On November 9, 2021, New York Gov. Kathy Hochul signed into law a bill that will require employers in New York State who engage in any electronic monitoring of employees’ telephone, email and internet access and usage to provide notice to employees about such monitoring. The law takes effect on May 7, 2022.
The law applies to any employer with a place of business in New York State that monitors employees’ telephone, email and internet access and usage. There is no employer size threshold.
The written notice must inform employees that all telephone or email transmissions or conversations, or any internet access or usage via any electronic device or system, may be subject to monitoring at all times and by any lawful means. Employers must provide written notice upon hire to new employees that is acknowledged by the employee. In addition, employers must conspicuously post the notice.
Exceptions and limitations
The law does not define what constitutes “electronic monitoring.” For example, it is not clear whether an employer needs to give notice if it reviews employee emails after employment termination, requires sales employees to log phone calls or reviews system logs after prohibited content is flagged.
Instead, the law enumerates three acceptable practices that alone would not trigger the notice requirement. Specifically, electronic monitoring does not require notice when:
- It is designed to manage the nature or volume of incoming or outgoing electronic mail or telephone voicemail or internet usage.

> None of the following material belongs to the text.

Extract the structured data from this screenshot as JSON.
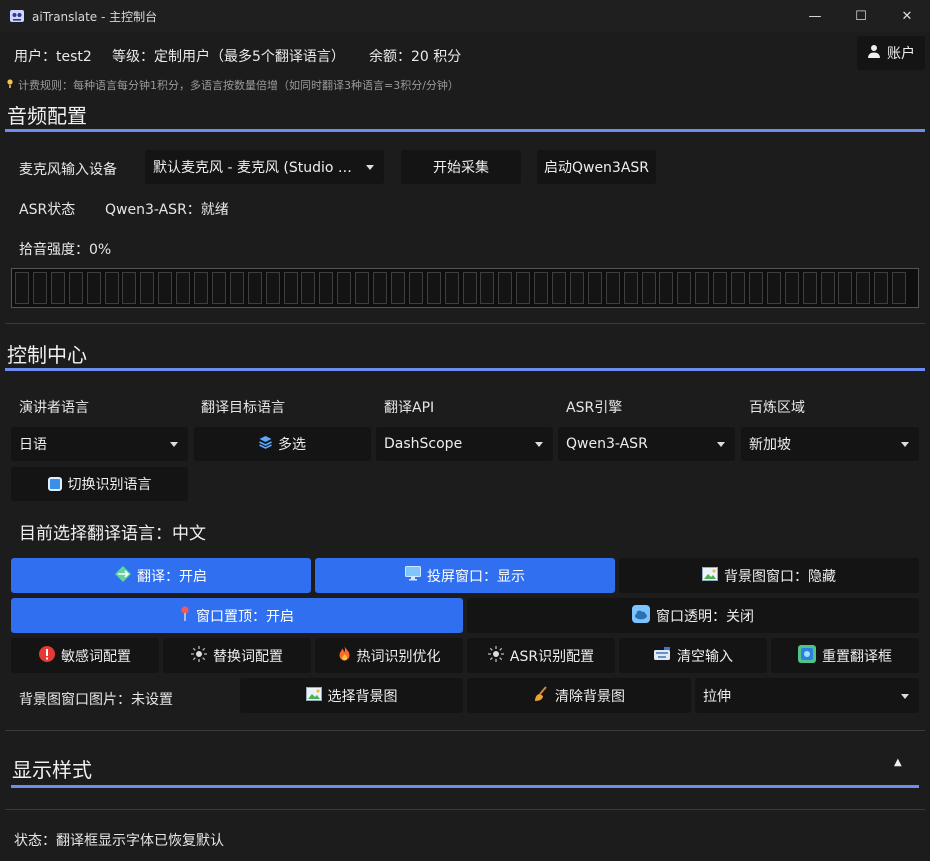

- It is not targeted to monitor or intercept the activities of any individual employee.
- It is performed solely for the purpose of computer system maintenance and/or protection.
Notably, the law does not prevent employers from monitoring employees’ telephone, email, and internet access and usage. Rather, employers retain the right to monitor all such activity, as long as employees are given proper notice.
Employers who violate the law will be subject to fines of up to $500 for the first offense, $1,000 for the second offense, and $3,000 for the third and each subsequent offense. Only the New York attorney general has authority to enforce this new law, and there is no private right of action.
Action items for employers
Once the law takes effect, New York employers who monitor employees’ electronic telephone, email, and internet access and usage should prepare to disseminate notices to new hires and conspicuously post the notice. Given the many valid uses of employer IT system and communication monitoring, we anticipate that most employers will issue the required notices notwithstanding if they currently monitor IT systems or communications.
We are closely tracking this new law and will publish further guidance when additional information becomes available. If you have any questions related to this law, please reach out to a member of the Cooley employment team.